I normally use my hang board when I can’t get as much real climbing in as I want for short periods, or as part of a brief training program in addition to my climbing. It’s a great tool to measure specific improvements which can then be translated back onto the wall. I give myself short and progressive routines which I can put a lot of energy into for a few weeks at the most, and then take a break to do something else/recover. Choose a few grips that you can hold relatively comfortably for up to 10 seconds and then give yourself some structure. For example, my current routine uses four different grips (alternating between small edges (for finger strength) and sloper/pinch type holds (for forearm-pump) like so:
(10sec hang X 15 sec rest on grip one) X 6 repetitions
This is followed by 2 minutes solid rest and then repeated for my three other grip types.
My aim is to be able to finish the session in good form, but only just. Good form means my fingers are not slipping off the hold, my fingers are not ‘uncurling’ from half-crimp, my core is tight and my arms remain slightly bent to protect my elbows. There have been many times where I can’t quite do the last rep of the last set. This shows me the intensity and difficulty are near perfect and I am constantly adjusting things depending on how I am feeling (normally trying to make things a bit harder). If you want to tailor the session for pure finger strength, increase the difficulty of hold/grip, and drop the hang time and duration of the session. You can also increase rest time if needed. For more endurance type sessions do the exact opposite, but keep the hang time below 12 seconds and primarily reduce rest time.
There are a million and one sessions you can create depending on what you want to do. There are also many ways to make things harder. One problem with hang boarding is it can be boring and people run out of inspiration. That’s why I try and keep my sessions short and precise so I can measure improvement, mix things up and try and find new ways to challenge myself. Some of the best ways to make things harder and more interesting, apart from small but progressive tweaks in timings, include:
- Using a weight belt or weights attached to a harness:
This can make things nice and intense so take it easy to find your feet and monitor your fingers’ feedback. Increase the weight as part of progression and don’t be afraid to stop a session early if things are too hard and rethink your intensity level next time round.

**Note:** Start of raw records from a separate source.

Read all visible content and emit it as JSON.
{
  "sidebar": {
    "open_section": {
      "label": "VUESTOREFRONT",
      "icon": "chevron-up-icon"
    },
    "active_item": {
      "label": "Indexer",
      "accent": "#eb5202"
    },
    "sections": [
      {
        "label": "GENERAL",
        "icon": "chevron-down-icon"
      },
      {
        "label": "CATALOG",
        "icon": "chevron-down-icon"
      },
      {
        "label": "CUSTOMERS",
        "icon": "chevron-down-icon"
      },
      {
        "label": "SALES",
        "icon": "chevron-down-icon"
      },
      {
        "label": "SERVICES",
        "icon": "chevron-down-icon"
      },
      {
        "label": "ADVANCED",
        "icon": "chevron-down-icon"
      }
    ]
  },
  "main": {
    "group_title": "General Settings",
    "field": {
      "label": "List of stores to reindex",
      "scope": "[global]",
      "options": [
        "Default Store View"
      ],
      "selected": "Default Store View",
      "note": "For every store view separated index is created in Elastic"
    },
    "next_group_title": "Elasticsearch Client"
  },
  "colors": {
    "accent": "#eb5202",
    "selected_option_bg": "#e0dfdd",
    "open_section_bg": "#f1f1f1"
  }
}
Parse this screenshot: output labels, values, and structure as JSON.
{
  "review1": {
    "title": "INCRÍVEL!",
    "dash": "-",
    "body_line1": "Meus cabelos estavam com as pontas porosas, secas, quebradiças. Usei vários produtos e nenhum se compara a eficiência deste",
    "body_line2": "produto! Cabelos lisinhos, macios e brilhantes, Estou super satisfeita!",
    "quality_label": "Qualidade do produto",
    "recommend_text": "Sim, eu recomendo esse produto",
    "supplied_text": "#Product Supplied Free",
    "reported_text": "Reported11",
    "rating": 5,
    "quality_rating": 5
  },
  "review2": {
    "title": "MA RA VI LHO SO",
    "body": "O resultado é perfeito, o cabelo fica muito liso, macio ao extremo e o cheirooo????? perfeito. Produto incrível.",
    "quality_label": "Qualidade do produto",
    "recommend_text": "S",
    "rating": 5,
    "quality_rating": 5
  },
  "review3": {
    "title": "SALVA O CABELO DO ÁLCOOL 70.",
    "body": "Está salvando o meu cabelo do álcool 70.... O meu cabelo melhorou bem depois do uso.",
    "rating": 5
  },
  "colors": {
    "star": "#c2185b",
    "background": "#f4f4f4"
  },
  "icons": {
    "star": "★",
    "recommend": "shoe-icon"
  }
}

- Moving around the board/ incorporating other movements:
Transition into other grips while you’re still hanging or incorporate pull ups/leg raises etc.
- Use a pulley system:
This is very useful for precisely measuring the amount of weight you need to take on one arm, while you hold onto something with the other. It is also great for training one-arm pull ups.
Hints and Tips
- Warm up thoroughly. Always.
- Use an app on your phone to make sure your timings are always the same and measure improvement (e.g. Beast Maker Trainer).
- Don’t skimp on the chalk. Don’t increase the risk of injury by slipping off.
- If you’re pumped, don’t stretch your forearms. This limits blood flow and does not help! Instead relax your arm and you can also put it against a cold surface for 10 seconds… this does wonderful things!
- Stretch your fingers and forearms after cooling down. I also like to do a few antagonist exercises afterwards and sometimes ice my fingers for few minutes.
- Find out what other people are doing for inspiration, from the professionals and from your friends.
- There are lots of models out there. Check out which one is right for you
For further reading check out this post by Dave MacLeod